In my case, I have driven a copper clad steel ground rod next to the main service ground, and tied the two together (very important-if you don't, you will have dissimilar imedances from the two grounds which will manifest itself as ground loop issues, and actually increase the likelyhood of damage from lightning due to the difference in potential of the two separate grounds). I have also brought in 2" wide ground strap that we use in our industry (heavy guage wire should do nicely; the bigger, the better), and attached it to my ethernet rack, grounding all equipment that is bolted to the rack.
The last thing I need to do, and was the whole purpose of this thread, is rip up ALL my cat5/e in my house and re-run it with SHIELDED cat5/e. The important thing with shielding, is you only ground the shield on ONE END only, which means my distribution point, all shieldes will get bonded to the ground strap, which should majorly reduce the amount of damage I am taking.
So, my point of this post (aside from making myself feel better) was that if you are doing new construction, and you live in an area that is prone to nearby lightning strikes (ask you neighbors if they have every suffered any losses from storms), then take the time to do it right with shielded cat5 cable, a good ground, and adequate surge suppression.
A good link on why shielded cat 5 is here:http://www.belden.com/pdfs/Techpprs/...ghEnoughtp.pdf

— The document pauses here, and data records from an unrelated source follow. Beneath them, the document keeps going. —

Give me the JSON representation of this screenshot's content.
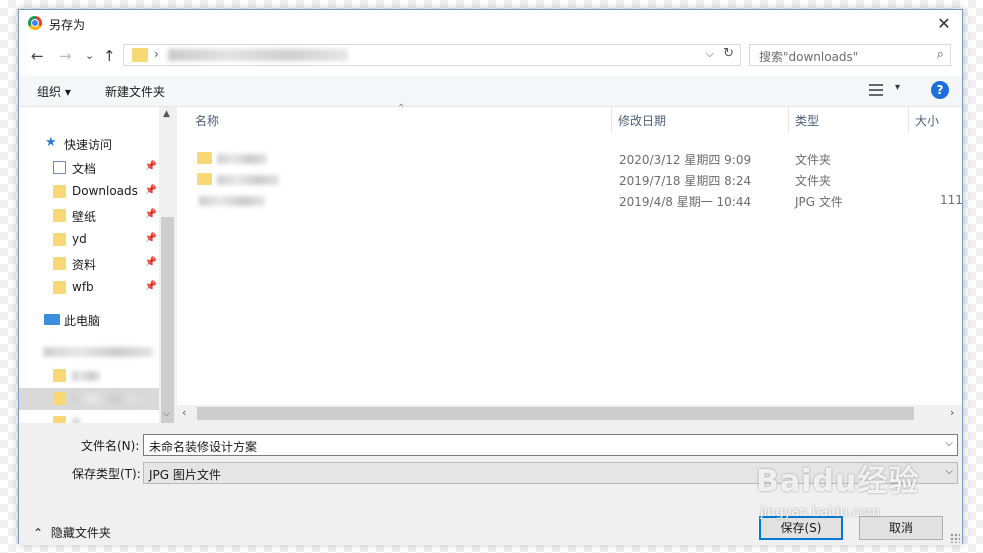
{
  "window": {
    "title": "另存为"
  },
  "nav": {
    "back": "←",
    "forward": "→",
    "recent": "⌄",
    "up": "↑",
    "address_sep": "›",
    "dropdown": "⌵",
    "refresh": "↻"
  },
  "search": {
    "placeholder": "搜索\"downloads\"",
    "icon": "⌕"
  },
  "toolbar": {
    "organize": "组织 ▾",
    "new_folder": "新建文件夹",
    "view_dd": "▾",
    "help": "?"
  },
  "sidebar": {
    "quick_access": "快速访问",
    "items": [
      {
        "label": "文档",
        "icon": "document-icon",
        "pinned": true
      },
      {
        "label": "Downloads",
        "icon": "folder-icon",
        "pinned": true
      },
      {
        "label": "壁纸",
        "icon": "folder-icon",
        "pinned": true
      },
      {
        "label": "yd",
        "icon": "folder-icon",
        "pinned": true
      },
      {
        "label": "资料",
        "icon": "folder-icon",
        "pinned": true
      },
      {
        "label": "wfb",
        "icon": "folder-icon",
        "pinned": true
      }
    ],
    "this_pc": "此电脑",
    "pin_glyph": "📌"
  },
  "columns": {
    "name": "名称",
    "date": "修改日期",
    "type": "类型",
    "size": "大小"
  },
  "files": [
    {
      "date": "2020/3/12 星期四 9:09",
      "type": "文件夹",
      "size": ""
    },
    {
      "date": "2019/7/18 星期四 8:24",
      "type": "文件夹",
      "size": ""
    },
    {
      "date": "2019/4/8 星期一 10:44",
      "type": "JPG 文件",
      "size": "111"
    }
  ],
  "form": {
    "filename_label": "文件名(N):",
    "filename_value": "未命名装修设计方案",
    "type_label": "保存类型(T):",
    "type_value": "JPG 图片文件",
    "dd": "⌵"
  },
  "footer": {
    "hide_folders": "隐藏文件夹",
    "hide_icon": "⌃",
    "save": "保存(S)",
    "cancel": "取消"
  },
  "watermark": {
    "text": "Baidu经验",
    "url": "jingyan.baidu.com"
  }
}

Especially scroll down to the part about EMI/RFI; although they do not specify lightning directly, actually lighting is form of EMI/RFI-just a REALLY POWERFUL version of it.
Everyting you wanted to know about grounding and suppression:http://www.polyphaser.com/technical_notes.aspx
I hope this boring rant helps someone out there!